[Dataset rows describing interfaces]
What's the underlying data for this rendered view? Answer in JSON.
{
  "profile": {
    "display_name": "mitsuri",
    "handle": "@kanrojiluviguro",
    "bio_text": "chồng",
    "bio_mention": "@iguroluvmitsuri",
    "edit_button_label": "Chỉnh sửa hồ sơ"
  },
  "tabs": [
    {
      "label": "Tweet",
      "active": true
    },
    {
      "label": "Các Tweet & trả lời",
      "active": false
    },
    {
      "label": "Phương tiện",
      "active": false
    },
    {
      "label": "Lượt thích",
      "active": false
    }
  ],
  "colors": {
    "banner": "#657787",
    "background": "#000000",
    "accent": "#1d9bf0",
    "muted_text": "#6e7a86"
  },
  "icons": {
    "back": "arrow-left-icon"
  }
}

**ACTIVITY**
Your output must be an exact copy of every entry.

**WRITTEN REPLY**
What's the underlying data for this rendered view? Answer in JSON.
{
  "profile": {
    "display_name": "mitsuri",
    "handle": "@kanrojiluviguro",
    "bio_text": "chồng",
    "bio_mention": "@iguroluvmitsuri",
    "edit_button_label": "Chỉnh sửa hồ sơ"
  },
  "tabs": [
    {
      "label": "Tweet",
      "active": true
    },
    {
      "label": "Các Tweet & trả lời",
      "active": false
    },
    {
      "label": "Phương tiện",
      "active": false
    },
    {
      "label": "Lượt thích",
      "active": false
    }
  ],
  "colors": {
    "banner": "#657787",
    "background": "#000000",
    "accent": "#1d9bf0",
    "muted_text": "#6e7a86"
  },
  "icons": {
    "back": "arrow-left-icon"
  }
}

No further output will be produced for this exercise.